- **Exercise objective**
Where in the data below does the word "ダッシュボード" appear? Copy every line that has it.
==*==
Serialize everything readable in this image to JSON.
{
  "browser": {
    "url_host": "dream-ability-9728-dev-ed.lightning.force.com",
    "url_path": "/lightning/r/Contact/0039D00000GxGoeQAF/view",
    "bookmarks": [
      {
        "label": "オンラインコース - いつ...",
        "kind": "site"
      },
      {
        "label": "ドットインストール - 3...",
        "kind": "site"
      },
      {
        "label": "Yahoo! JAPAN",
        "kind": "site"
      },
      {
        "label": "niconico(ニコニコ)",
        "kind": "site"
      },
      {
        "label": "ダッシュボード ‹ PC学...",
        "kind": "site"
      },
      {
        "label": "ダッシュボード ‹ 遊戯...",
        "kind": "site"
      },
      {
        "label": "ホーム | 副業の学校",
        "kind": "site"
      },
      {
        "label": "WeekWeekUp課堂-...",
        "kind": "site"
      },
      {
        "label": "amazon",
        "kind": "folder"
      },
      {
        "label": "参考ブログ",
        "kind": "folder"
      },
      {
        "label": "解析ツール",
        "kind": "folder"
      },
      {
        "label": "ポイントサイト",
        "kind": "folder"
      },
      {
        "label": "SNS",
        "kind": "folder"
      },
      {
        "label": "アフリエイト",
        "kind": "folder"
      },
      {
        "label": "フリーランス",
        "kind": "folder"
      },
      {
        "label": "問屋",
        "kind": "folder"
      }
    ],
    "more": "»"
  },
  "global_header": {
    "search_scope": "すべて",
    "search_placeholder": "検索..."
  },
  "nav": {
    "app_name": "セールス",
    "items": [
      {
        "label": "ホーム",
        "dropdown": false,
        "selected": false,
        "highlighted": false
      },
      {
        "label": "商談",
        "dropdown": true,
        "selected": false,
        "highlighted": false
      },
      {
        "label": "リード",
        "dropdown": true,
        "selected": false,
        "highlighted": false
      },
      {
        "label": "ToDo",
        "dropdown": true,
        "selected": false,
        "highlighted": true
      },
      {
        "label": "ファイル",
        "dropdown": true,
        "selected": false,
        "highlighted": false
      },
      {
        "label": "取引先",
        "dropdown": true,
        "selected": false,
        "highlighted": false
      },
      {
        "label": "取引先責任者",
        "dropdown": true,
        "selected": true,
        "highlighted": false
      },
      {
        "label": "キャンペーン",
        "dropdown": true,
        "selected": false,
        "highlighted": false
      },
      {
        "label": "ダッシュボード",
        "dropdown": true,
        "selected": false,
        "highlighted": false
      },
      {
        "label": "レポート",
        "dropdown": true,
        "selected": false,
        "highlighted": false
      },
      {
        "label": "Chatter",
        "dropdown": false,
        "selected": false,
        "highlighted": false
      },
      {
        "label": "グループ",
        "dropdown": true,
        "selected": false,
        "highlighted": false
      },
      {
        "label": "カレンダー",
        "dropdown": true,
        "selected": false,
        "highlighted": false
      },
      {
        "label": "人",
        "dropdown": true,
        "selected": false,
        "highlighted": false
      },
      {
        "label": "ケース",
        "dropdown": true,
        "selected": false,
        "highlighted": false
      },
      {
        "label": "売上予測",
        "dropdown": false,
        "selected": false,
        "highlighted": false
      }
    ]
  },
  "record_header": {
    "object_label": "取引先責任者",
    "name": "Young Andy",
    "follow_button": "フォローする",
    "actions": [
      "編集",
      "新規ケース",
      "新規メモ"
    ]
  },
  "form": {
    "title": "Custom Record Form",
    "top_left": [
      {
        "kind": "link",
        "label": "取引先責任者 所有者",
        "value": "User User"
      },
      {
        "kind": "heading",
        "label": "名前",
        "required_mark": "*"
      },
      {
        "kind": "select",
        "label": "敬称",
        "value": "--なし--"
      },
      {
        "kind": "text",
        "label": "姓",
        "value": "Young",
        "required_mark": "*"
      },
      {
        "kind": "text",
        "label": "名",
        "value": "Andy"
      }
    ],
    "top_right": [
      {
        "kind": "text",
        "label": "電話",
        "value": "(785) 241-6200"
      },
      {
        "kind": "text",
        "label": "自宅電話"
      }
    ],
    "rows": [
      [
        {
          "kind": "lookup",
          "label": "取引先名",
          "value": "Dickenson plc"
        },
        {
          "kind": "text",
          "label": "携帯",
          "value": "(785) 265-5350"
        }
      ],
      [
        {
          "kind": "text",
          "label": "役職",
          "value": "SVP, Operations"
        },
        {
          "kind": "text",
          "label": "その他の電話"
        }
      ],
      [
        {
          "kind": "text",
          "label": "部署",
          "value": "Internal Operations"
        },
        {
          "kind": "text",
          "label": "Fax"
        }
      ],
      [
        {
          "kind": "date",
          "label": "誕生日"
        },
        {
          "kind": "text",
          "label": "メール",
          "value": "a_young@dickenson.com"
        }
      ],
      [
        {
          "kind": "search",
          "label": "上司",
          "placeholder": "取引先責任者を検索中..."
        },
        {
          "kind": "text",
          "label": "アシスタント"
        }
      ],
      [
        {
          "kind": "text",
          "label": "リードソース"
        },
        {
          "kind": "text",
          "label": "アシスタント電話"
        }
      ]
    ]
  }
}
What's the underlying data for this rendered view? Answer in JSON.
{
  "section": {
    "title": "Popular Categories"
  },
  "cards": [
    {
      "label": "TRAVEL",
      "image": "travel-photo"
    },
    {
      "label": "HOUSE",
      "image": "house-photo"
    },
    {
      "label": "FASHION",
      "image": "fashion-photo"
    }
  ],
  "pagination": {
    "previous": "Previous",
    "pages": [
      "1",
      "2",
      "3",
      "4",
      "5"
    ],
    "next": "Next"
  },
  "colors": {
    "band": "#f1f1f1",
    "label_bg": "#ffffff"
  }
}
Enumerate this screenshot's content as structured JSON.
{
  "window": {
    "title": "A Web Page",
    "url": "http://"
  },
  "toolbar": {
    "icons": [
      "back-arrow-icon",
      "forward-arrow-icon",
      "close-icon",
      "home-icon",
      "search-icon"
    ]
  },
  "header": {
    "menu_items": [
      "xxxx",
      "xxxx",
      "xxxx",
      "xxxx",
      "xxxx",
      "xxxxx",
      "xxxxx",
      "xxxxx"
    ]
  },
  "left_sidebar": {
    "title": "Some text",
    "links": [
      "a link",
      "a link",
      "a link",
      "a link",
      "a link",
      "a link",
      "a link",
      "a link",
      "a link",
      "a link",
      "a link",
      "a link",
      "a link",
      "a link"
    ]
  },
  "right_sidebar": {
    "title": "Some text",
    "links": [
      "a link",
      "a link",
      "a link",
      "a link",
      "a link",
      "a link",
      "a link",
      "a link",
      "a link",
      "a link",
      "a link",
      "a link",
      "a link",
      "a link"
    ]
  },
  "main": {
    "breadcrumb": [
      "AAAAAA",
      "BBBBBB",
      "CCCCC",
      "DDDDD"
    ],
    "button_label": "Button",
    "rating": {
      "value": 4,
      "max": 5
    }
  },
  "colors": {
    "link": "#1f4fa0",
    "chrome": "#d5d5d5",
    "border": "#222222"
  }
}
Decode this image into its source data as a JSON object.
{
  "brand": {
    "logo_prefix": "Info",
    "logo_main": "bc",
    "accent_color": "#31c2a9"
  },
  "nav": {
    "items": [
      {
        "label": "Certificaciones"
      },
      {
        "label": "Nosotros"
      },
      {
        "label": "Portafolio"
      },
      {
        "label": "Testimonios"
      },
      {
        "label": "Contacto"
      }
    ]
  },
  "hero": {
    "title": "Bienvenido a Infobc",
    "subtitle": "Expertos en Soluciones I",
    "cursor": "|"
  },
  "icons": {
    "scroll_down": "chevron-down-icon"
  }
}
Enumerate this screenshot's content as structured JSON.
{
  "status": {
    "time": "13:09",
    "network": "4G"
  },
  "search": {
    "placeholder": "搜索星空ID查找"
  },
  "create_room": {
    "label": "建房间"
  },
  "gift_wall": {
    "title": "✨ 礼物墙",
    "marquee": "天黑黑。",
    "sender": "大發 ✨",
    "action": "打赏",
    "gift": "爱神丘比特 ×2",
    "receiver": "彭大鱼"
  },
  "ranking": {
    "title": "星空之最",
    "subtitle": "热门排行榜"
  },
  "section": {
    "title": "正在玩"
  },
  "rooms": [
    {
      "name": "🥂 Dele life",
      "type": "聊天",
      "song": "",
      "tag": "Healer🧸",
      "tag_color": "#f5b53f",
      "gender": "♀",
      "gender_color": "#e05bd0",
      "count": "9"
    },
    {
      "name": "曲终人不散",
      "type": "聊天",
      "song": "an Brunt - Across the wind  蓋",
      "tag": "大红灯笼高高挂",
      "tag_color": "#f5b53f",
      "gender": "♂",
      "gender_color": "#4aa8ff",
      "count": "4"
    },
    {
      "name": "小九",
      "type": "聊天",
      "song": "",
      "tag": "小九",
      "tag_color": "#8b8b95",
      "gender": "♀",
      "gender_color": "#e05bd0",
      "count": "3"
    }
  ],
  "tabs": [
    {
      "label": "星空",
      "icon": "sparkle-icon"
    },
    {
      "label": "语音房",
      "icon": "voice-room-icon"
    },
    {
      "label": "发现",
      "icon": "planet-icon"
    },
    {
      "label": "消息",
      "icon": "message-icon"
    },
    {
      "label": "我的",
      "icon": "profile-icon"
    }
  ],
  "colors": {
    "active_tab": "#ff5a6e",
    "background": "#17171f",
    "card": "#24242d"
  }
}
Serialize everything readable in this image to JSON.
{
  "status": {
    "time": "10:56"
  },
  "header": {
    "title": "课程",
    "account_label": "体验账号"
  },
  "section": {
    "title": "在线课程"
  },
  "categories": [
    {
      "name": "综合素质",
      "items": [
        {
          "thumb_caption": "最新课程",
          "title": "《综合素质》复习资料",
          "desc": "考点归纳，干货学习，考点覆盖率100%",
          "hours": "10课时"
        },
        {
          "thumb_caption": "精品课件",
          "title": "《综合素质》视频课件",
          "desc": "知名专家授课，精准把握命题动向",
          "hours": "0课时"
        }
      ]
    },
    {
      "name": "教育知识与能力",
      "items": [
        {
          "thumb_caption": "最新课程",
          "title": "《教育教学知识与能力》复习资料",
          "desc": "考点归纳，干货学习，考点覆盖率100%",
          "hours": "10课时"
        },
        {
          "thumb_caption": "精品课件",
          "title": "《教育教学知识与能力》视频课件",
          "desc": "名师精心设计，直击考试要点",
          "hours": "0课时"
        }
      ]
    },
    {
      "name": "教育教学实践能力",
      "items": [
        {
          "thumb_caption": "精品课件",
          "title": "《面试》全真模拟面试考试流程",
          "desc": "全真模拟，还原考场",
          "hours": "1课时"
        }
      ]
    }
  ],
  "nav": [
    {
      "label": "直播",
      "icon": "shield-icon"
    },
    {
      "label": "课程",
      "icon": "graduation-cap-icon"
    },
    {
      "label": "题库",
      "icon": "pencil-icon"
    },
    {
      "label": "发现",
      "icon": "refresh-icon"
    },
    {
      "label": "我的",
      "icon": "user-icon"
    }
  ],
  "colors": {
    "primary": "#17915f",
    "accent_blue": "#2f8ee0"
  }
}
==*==
- **Solution for this problem**
        "label": "ダッシュボード ‹ PC学...",
        "label": "ダッシュボード ‹ 遊戯...",
        "label": "ダッシュボード",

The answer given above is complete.